Farmers Hen House is not your average egg producer. Unlike major corporations or boutique growers, it works exclusively with Amish and Mennonite farmers throughout Iowa and Missouri to provide a steady market for their eggs. The company came to FUEL with a challenge – help us fine tune our brand to keep these communities thriving in a modern economy.
Amish and Mennonite farmers were employing organic agriculture principles long before it became a thing. Couple that with communities of farmers living traditional, faith-based lives and you get an immediate sense there’s something different going on with this brand. “More than an Egg” was born.
While the client preferred to maintain the existing logo, it agreed to allow FUEL to make some minor updates to it to improve legibility and create greater consistency with the new brand expression.
Warm, earthy tones anchor the brand’s color palette. These choices picked up on colors native to the Amish/Mennonite Midwestern farmlands. Another source of inspiration? Golden egg yolks.
As a smart workaround to the limitations with photography, the brand would lean on illustration to tell more of the story. Isometric and geographic shapes draw inspiration from the traditional quilt patterns utilized in Amish/Mennonite communities.
For typography, FUEL chose Recolla as the primary typeface due to its soft and approachable presence. Our designers also liked that it was reminiscent of an older serif and tapped into the Amish heritage, while also feeling modern and fresh.
Since Amish/Mennonite people do not always want to be photographed, we were careful to show the personality of their farmland and community while being sensitive to a desire to protect their identities. That said, FUEL paid close attention to how the photography captures authentic characteristics of these communities and their customs.
FUEL tackled the packaging design with two goals in mind: differentiation on the shelf and legibility. For differentiation, the previous packaging depicted a generic egg and there was nothing to set them apart from the other competitors vying for attention. Using illustration, we were able to tell more of that Amish and Mennonite story that is so unique to the brand.
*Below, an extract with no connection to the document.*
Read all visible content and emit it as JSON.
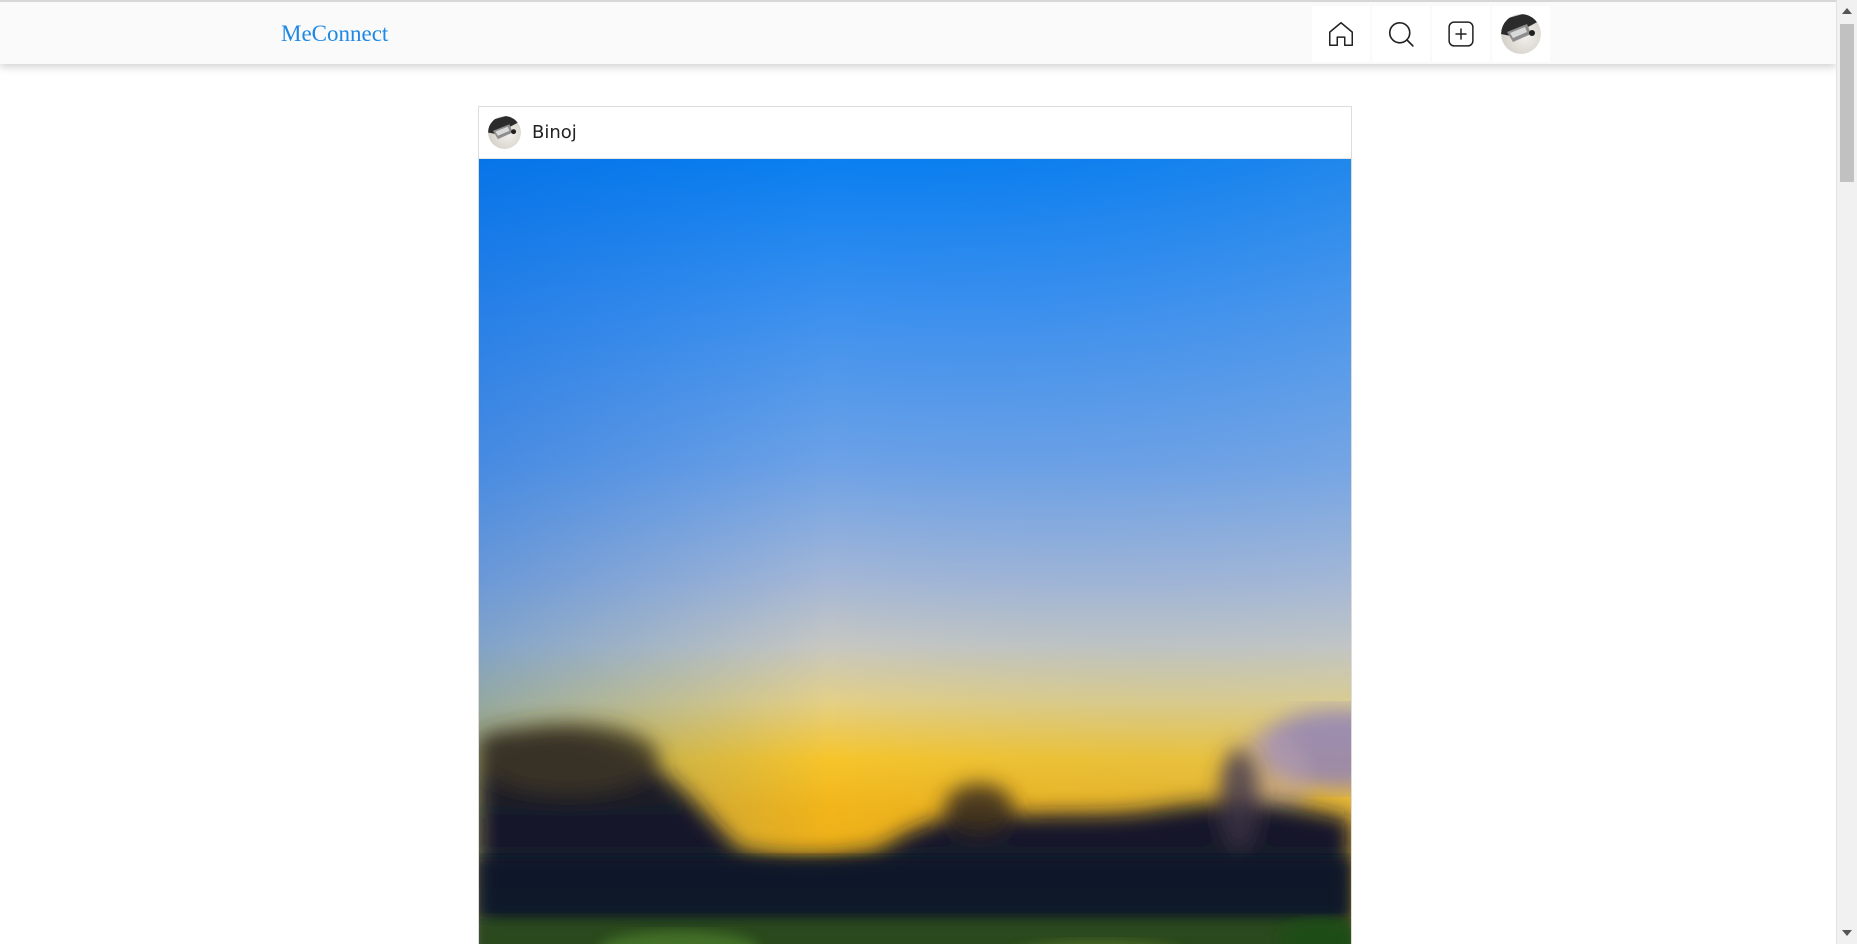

To address legibility, the limited palette used in the illustrations enabled us to improve the font size and simplify the overall design so it would be easier to read from a distance. The use of bold and unique colors in comparison to the competitive landscape created stopping power and helped the Farmers Hen House cartons stand apart from competitors.
Aesthetically, the site brought the new branding to life while providing key additions for users. An intuitive UX made it easy for guests to take deeper dives into the company’s purpose, the founder’s story, and sustainability initiatives. Adding utility such as Where to Buy functionality powered by Destini™, simple touches like quick links to prominent retailers and shopping apps, and a library of tasty recipes elevated the experience.
Look and feel aside, every site in the consumer packaged goods space starts with a keen eye for SEO. FUEL’s attention to detail helped Farmers Hen House solidify its ranking in priority keywords.
FUEL helped Farmers Hen House carry the branding to its trade advertising. As more people become eager to know where their food comes from, the company set itself apart by utilizing block chain technology in its supply chain to trace each carton of eggs back to the farm it was sourced from. This created an interactive opportunity to introduce the family that harvested the eggs to the people that purchased them.
Bill Bollman is FUEL’s Creative Director. Before co-founding FUEL in 2001, he worked for Horizon Communications, JW Morton and Basler Design Group. Bill studied Illustration at Hawkeye Tech in Waterloo, Iowa. An expert in the “old ways” of hands-on print production, these skills influence his work in the digital world to this day. His work throughout his career has been featured in international publications including Graphis, How International Design, Communication Arts, and The One Book as well as numerous design annuals and reference books.